“In my lifetime, I have seen two elections where the winner of the general election did not win the popular vote,” Boxer wrote in a statement. “In 2012, Donald Trump tweeted, ‘The electoral college is a disaster for a democracy.’ I couldn’t agree more. One person, one vote!”
If we’d been operating on the one-person, one-vote model, critics argue, more voters would have turned out in states where the decision was all-but guaranteed (like California, or Arkansas).
Clinton, Boxer added, is “on track to have received more votes than any other presidential candidate in history except Barack Obama. The Electoral College is an outdated, undemocratic system that does not reflect our modern society, and it needs to change immediately,” she said.
Clinton leads Trump by nearly a million votes, and it could be even more by the time all of the mail-in ballots have been tallied. Still, Trump won the Electoral College–or so it would appear. If voting goes as planned, Trump should get as many as 290 Electoral College votes, to Clinton’s 232.
Clinton will be the fifth candidate to win the popular vote but lose the election.
The legislation Boxer is putting in place would amend the Constitution and abolish the Electoral College.

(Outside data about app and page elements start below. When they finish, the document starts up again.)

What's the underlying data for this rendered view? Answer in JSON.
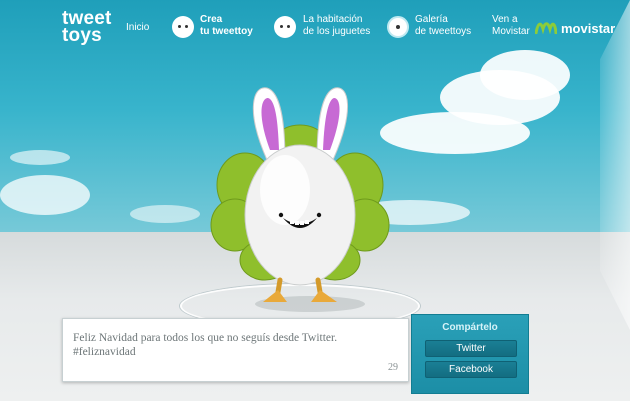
{
  "brand": {
    "logo_line1": "tweet",
    "logo_line2": "toys"
  },
  "nav": {
    "inicio": "Inicio",
    "crea_line1": "Crea",
    "crea_line2": "tu tweettoy",
    "habitacion_line1": "La habitación",
    "habitacion_line2": "de los juguetes",
    "galeria_line1": "Galería",
    "galeria_line2": "de tweettoys",
    "ven_line1": "Ven a",
    "ven_line2": "Movistar",
    "movistar": "movistar"
  },
  "message": {
    "text": "Feliz Navidad para todos los que no seguís desde Twitter.\n#feliznavidad",
    "remaining_chars": "29"
  },
  "share": {
    "title": "Compártelo",
    "twitter_label": "Twitter",
    "facebook_label": "Facebook"
  },
  "colors": {
    "accent": "#1c8ea6",
    "leaf_green": "#8fbf2c",
    "ear_pink": "#c76ad4"
  }
}
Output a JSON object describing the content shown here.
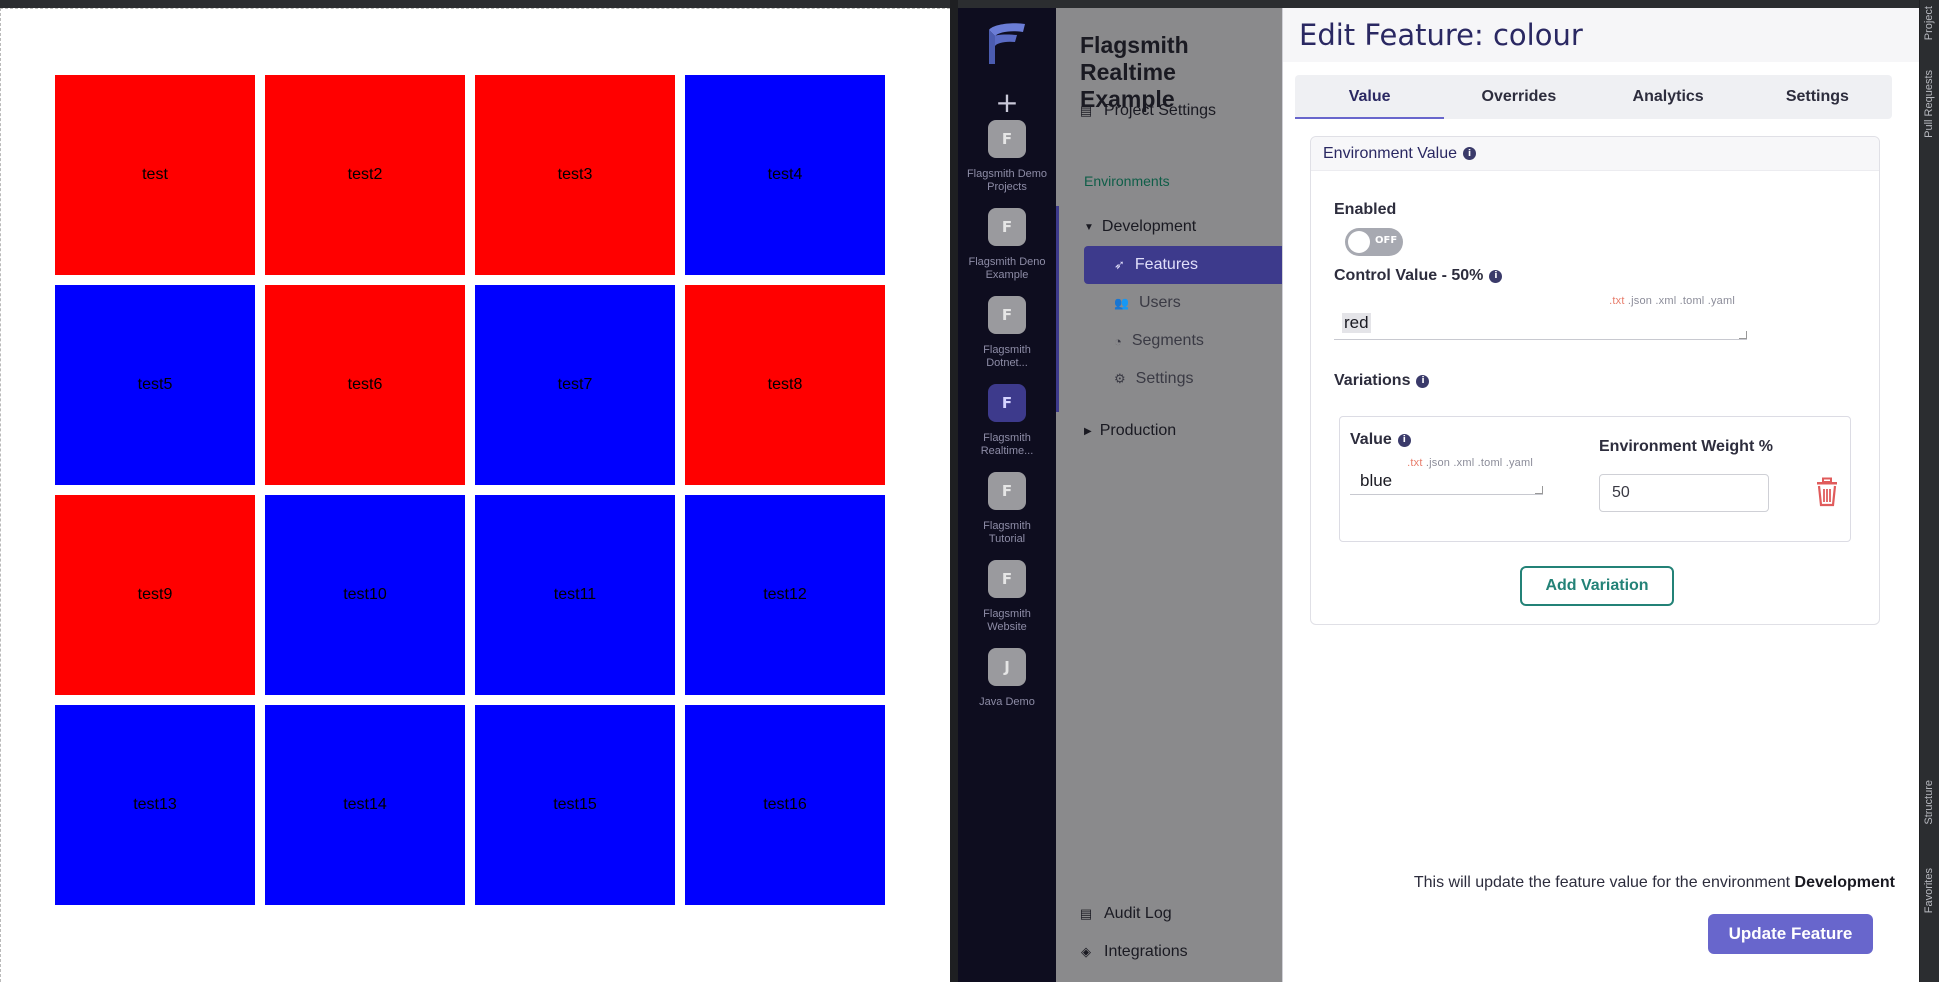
{
  "grid": {
    "cells": [
      {
        "label": "test",
        "color": "red"
      },
      {
        "label": "test2",
        "color": "red"
      },
      {
        "label": "test3",
        "color": "red"
      },
      {
        "label": "test4",
        "color": "blue"
      },
      {
        "label": "test5",
        "color": "blue"
      },
      {
        "label": "test6",
        "color": "red"
      },
      {
        "label": "test7",
        "color": "blue"
      },
      {
        "label": "test8",
        "color": "red"
      },
      {
        "label": "test9",
        "color": "red"
      },
      {
        "label": "test10",
        "color": "blue"
      },
      {
        "label": "test11",
        "color": "blue"
      },
      {
        "label": "test12",
        "color": "blue"
      },
      {
        "label": "test13",
        "color": "blue"
      },
      {
        "label": "test14",
        "color": "blue"
      },
      {
        "label": "test15",
        "color": "blue"
      },
      {
        "label": "test16",
        "color": "blue"
      }
    ]
  },
  "projects": {
    "add_label": "+",
    "items": [
      {
        "initial": "F",
        "name": "Flagsmith Demo Projects",
        "active": false
      },
      {
        "initial": "F",
        "name": "Flagsmith Deno Example",
        "active": false
      },
      {
        "initial": "F",
        "name": "Flagsmith Dotnet...",
        "active": false
      },
      {
        "initial": "F",
        "name": "Flagsmith Realtime...",
        "active": true
      },
      {
        "initial": "F",
        "name": "Flagsmith Tutorial",
        "active": false
      },
      {
        "initial": "F",
        "name": "Flagsmith Website",
        "active": false
      },
      {
        "initial": "J",
        "name": "Java Demo",
        "active": false
      }
    ]
  },
  "nav": {
    "project_title": "Flagsmith Realtime Example",
    "project_settings": "Project Settings",
    "environments_label": "Environments",
    "development": "Development",
    "features": "Features",
    "users": "Users",
    "segments": "Segments",
    "settings": "Settings",
    "production": "Production",
    "audit_log": "Audit Log",
    "integrations": "Integrations"
  },
  "modal": {
    "title": "Edit Feature: colour",
    "tabs": [
      "Value",
      "Overrides",
      "Analytics",
      "Settings"
    ],
    "active_tab": "Value",
    "env_value_heading": "Environment Value",
    "enabled_label": "Enabled",
    "toggle_text": "OFF",
    "control_label": "Control Value - 50%",
    "formats": [
      ".txt",
      ".json",
      ".xml",
      ".toml",
      ".yaml"
    ],
    "control_value": "red",
    "variations_label": "Variations",
    "variation_value_label": "Value",
    "variation_weight_label": "Environment Weight %",
    "variation_value": "blue",
    "variation_weight": "50",
    "add_variation": "Add Variation",
    "update_note_prefix": "This will update the feature value for the environment ",
    "update_note_env": "Development",
    "update_button": "Update Feature"
  },
  "ide": {
    "project_tab": "Project",
    "pull_requests": "Pull Requests",
    "structure": "Structure",
    "favorites": "Favorites"
  },
  "colors": {
    "red": "#ff0000",
    "blue": "#0000ff",
    "brand": "#6866cc",
    "accent_green": "#238277"
  }
}
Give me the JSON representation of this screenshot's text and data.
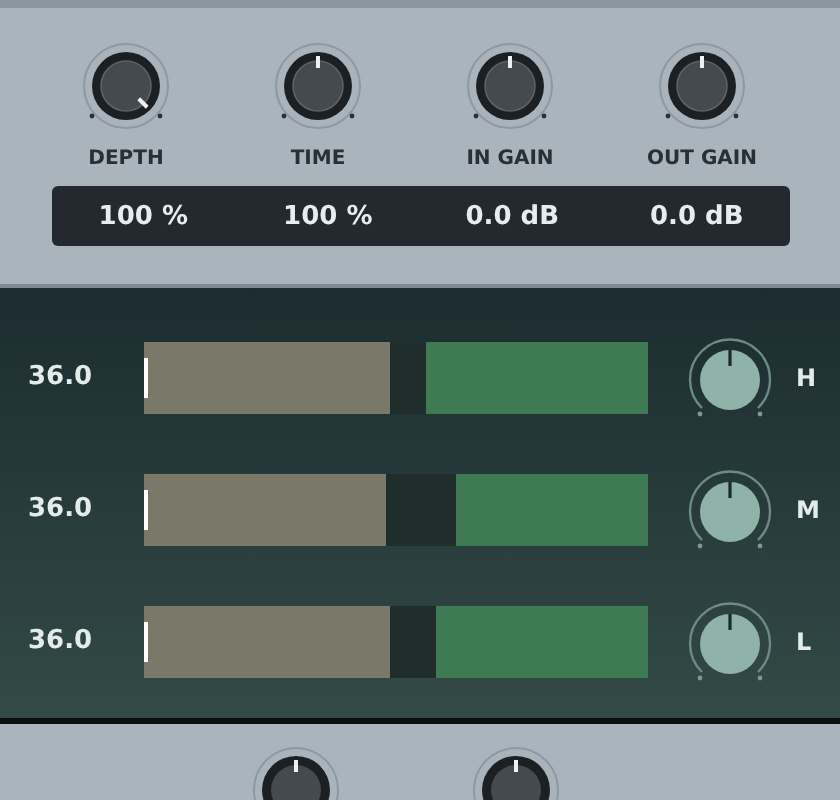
{
  "knobs": [
    {
      "label": "DEPTH",
      "at_max": true,
      "value": "100 %"
    },
    {
      "label": "TIME",
      "at_max": false,
      "value": "100 %"
    },
    {
      "label": "IN GAIN",
      "at_max": false,
      "value": "0.0 dB"
    },
    {
      "label": "OUT GAIN",
      "at_max": false,
      "value": "0.0 dB"
    }
  ],
  "bands": [
    {
      "reading": "36.0",
      "tan_meter": {
        "level": 0.49
      },
      "green_meter": {
        "level": 0.44
      },
      "knob": {
        "at_max": false
      },
      "label": "H"
    },
    {
      "reading": "36.0",
      "tan_meter": {
        "level": 0.48
      },
      "green_meter": {
        "level": 0.38
      },
      "knob": {
        "at_max": false
      },
      "label": "M"
    },
    {
      "reading": "36.0",
      "tan_meter": {
        "level": 0.49
      },
      "green_meter": {
        "level": 0.42
      },
      "knob": {
        "at_max": false
      },
      "label": "L"
    }
  ],
  "bottom_knobs": [
    {
      "at_max": false
    },
    {
      "at_max": false
    }
  ]
}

If approved by congress, the amendment would have to be approved by three-fourths of the states before it would take effect.
Those who have benefited from Electoral College wins claim the system equalizes states, and strips massive population centers of having an undue influence on the outcome of elections.
Trump himself claims to have issues with the system. “I’m not going to change my mind just because I won,” the president-elect said. “But I would rather see it where you went with simple votes. You know, you get 100 million votes and somebody else gets 90 million votes and you win.”
There are still people calling for the electors of the college to change their votes. For more on that perspective, watch this.